Problem:
Copy out every line of the data where the word "title" is found.

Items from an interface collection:
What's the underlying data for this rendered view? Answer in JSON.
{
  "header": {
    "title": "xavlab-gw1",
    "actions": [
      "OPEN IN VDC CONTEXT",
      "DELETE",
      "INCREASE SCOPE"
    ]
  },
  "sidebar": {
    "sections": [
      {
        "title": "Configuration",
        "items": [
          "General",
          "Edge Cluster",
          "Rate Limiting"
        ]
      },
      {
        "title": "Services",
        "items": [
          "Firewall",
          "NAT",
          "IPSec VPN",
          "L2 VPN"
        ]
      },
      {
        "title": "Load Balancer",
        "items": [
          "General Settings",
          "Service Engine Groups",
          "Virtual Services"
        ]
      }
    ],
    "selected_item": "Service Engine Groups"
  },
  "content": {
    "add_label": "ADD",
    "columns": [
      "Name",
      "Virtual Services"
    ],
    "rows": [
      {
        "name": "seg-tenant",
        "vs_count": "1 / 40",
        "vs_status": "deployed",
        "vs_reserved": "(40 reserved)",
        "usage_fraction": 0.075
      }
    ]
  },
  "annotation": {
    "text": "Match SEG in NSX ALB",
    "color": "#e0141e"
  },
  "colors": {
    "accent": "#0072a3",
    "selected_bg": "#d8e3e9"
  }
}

Expected answer:
    "title": "xavlab-gw1",
        "title": "Configuration",
        "title": "Services",
        "title": "Load Balancer",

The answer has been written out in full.